The federal government is promoting the notion of developing small modular nuclear reactors to provide electrical energy to remote communities. At first glance, it may seem like a good solution to the energy needs of the far north and other far-flung outposts, where transportation costs make petrol-fuelled generators impractical. Solar power is too limited, and wind power is not consistent. But the
usual drawback and danger of nuclear power comes into play: end-of-service decommissioning. 
When the fissionable material inside the reactor is no longer producing useful harnessable energy, it will remain dangerously radioactive for millennia. Who will see to the proper disposal of chemically and radioactively deadly substances when those engineers have given up and gone home? Who will warn the innocent future inhabitants of those communities against digging up and scuttling the modules? Who will see to it that those lethal remains aren’t commandeered for nefarious purposes over the next 100,000 years?

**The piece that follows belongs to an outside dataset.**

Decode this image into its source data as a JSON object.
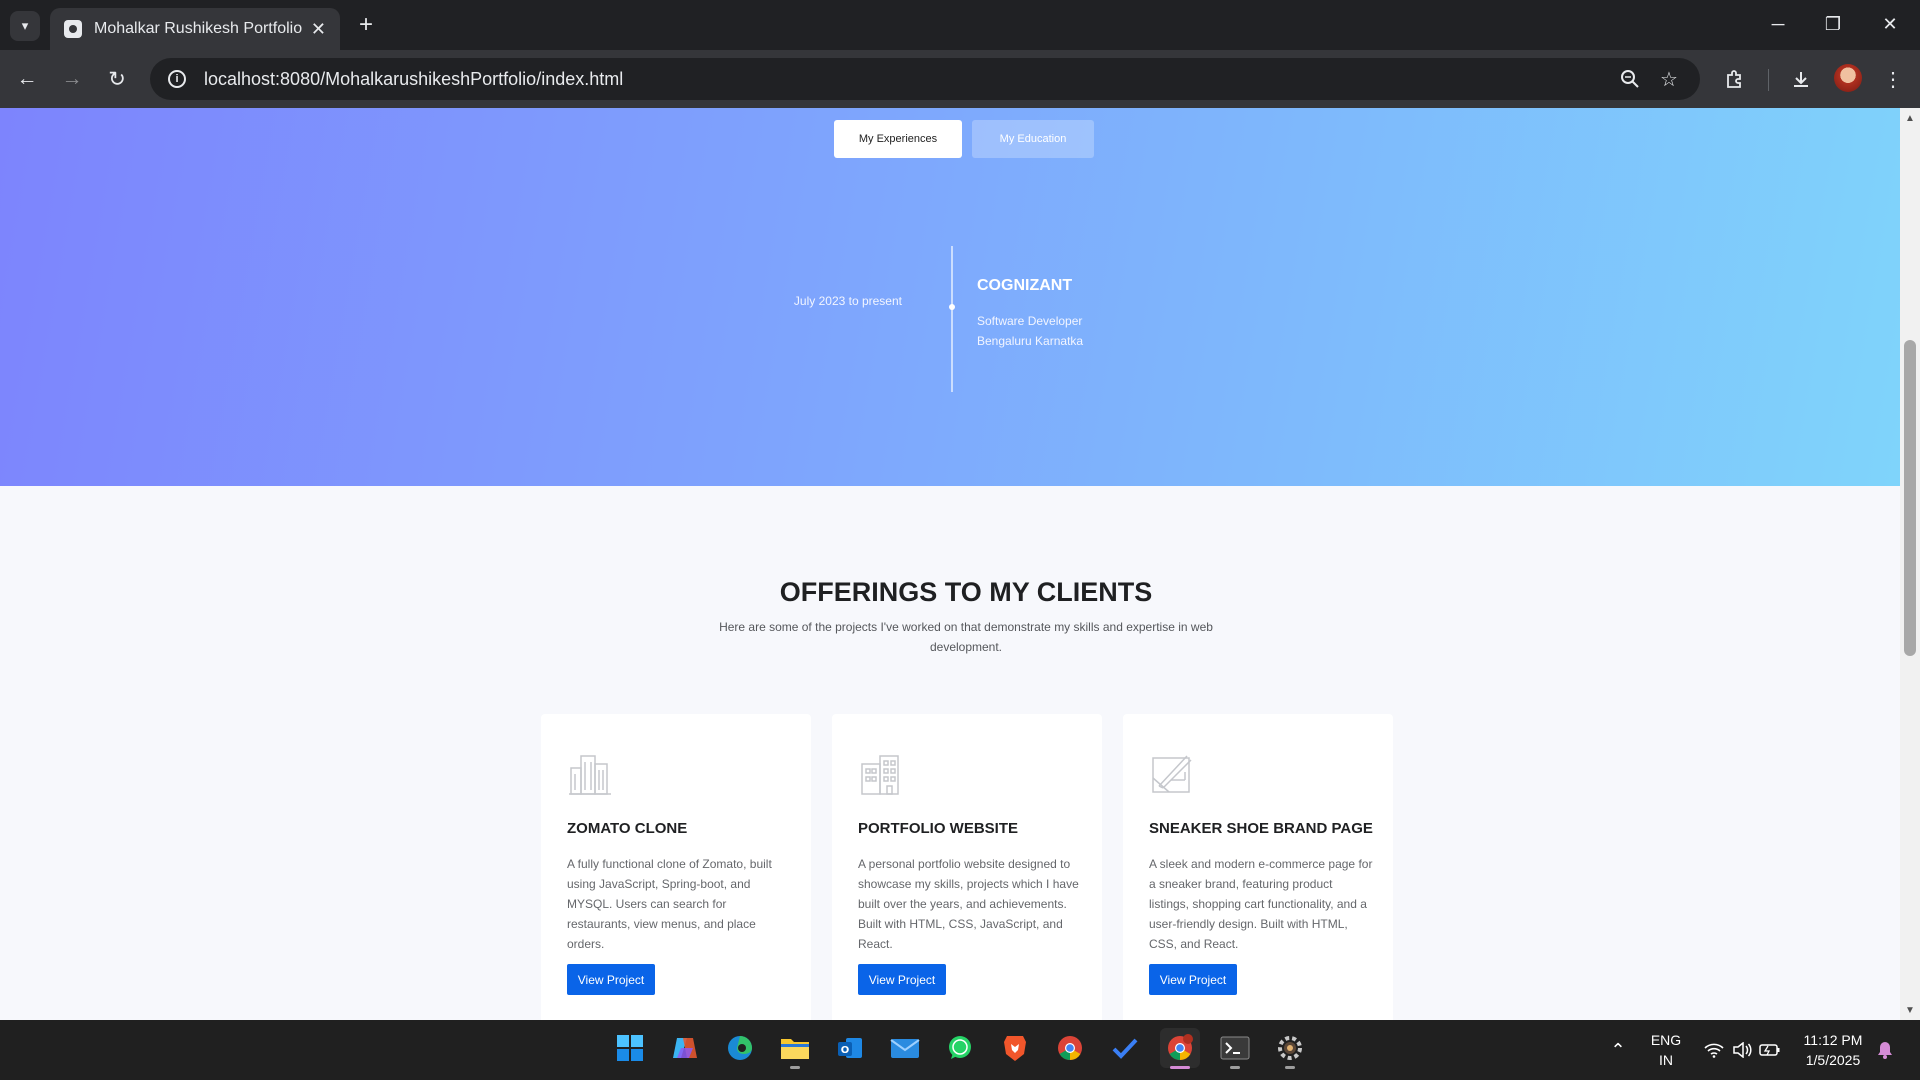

There are plenty of problems already, with spent fuel and collaterally radioactive items, from large facilities with high security. The only solution the government has put forth is to bury it all in a large mound near the Ottawa River. All the problems inherent with that plan are multiplied by having small modules in use or in retirement, scattered about over great distances. The spent fuel from a nuclear reactor, no matter how large or small, is a monumental problem in waste management. It’s chemically poisonous, deadly radioactive, and will remain so for longer than there have been humans in the Americas.
That suggests to me that this is not a good plan. Suggest to your elected representative that the government should abandon the plan to build and deploy small modular nuclear reactors.

Robert Wills
SHAWVILLE/THORNE